Related chapters from BN: Chapter 7: Life-Span Development of the Brain and Behavior
Related chapters from MM:Chapter 4: Development of the Brain
Link ID: 27558 - Posted: 10.31.2020

The plant compound apigenin improved the cognitive and memory deficits usually seen in a mouse model of Down syndrome, according to a study by researchers at the National Institutes of Health and other institutions. Apigenin is found in chamomile flowers, parsley, celery, peppermint and citrus fruits. The researchers fed the compound to pregnant mice carrying fetuses with Down syndrome characteristics and then to the animals after they were born and as they matured. The findings raise the possibility that a treatment to lessen the cognitive deficits seen in Down syndrome could one day be offered to pregnant women whose fetuses have been diagnosed with Down syndrome through prenatal testing.
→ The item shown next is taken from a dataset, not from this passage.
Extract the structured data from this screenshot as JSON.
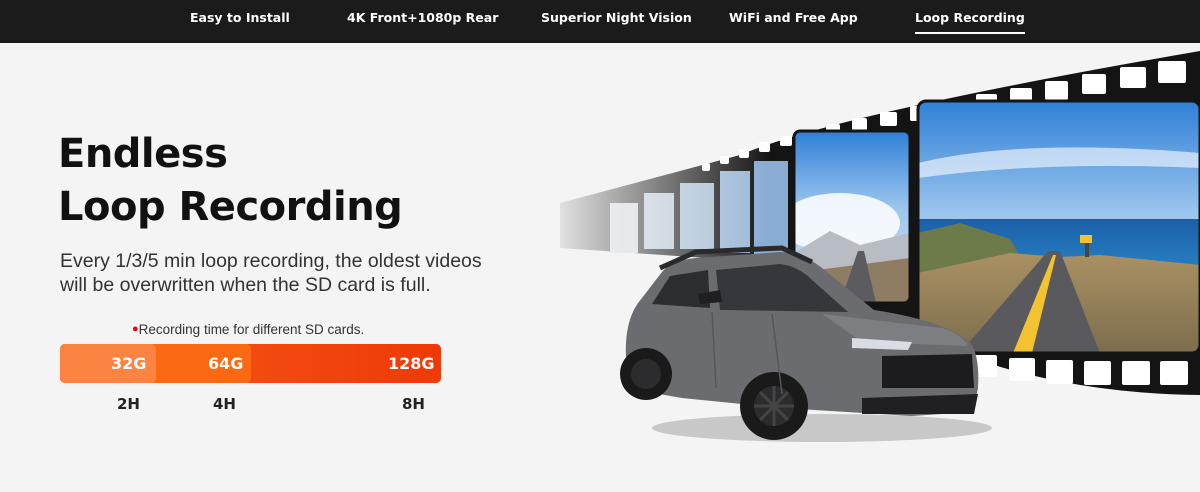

The study appears in the American Journal of Human Genetics. Down syndrome is a set of symptoms resulting from an extra copy or piece of chromosome 21. The intellectual and developmental disabilities accompanying the condition are believed to result from decreased brain growth caused by increased inflammation in the fetal brain. Apigenin is not known to have any toxic effects, and previous studies have indicated that it is an antioxidant that reduces inflammation. Unlike many compounds, it is absorbed through the placenta and the blood brain barrier, the cellular layer that prevents potentially harmful substances from entering the brain. Compared to mice with Down symptoms whose mothers were not fed apigenin, those exposed to the compound showed improvements in tests of developmental milestones and had improvements in spatial and olfactory memory. Tests of gene activity and protein levels showed the apigenin-treated mice had less inflammation and increased blood vessel and nervous system growth. Guedj, F. et al. Apigenin as a candidate prenatal treatment for Trisomy 21: effects in human amniocytes and the Ts1Cje mouse model. American Journal of Human Genetics. 2020.

Related chapters from BN: Chapter 7: Life-Span Development of the Brain and Behavior; Chapter 17: Learning and Memory
Related chapters from MM:Chapter 4: Development of the Brain; Chapter 4: Development of the Brain
Link ID: 27546 - Posted: 10.24.2020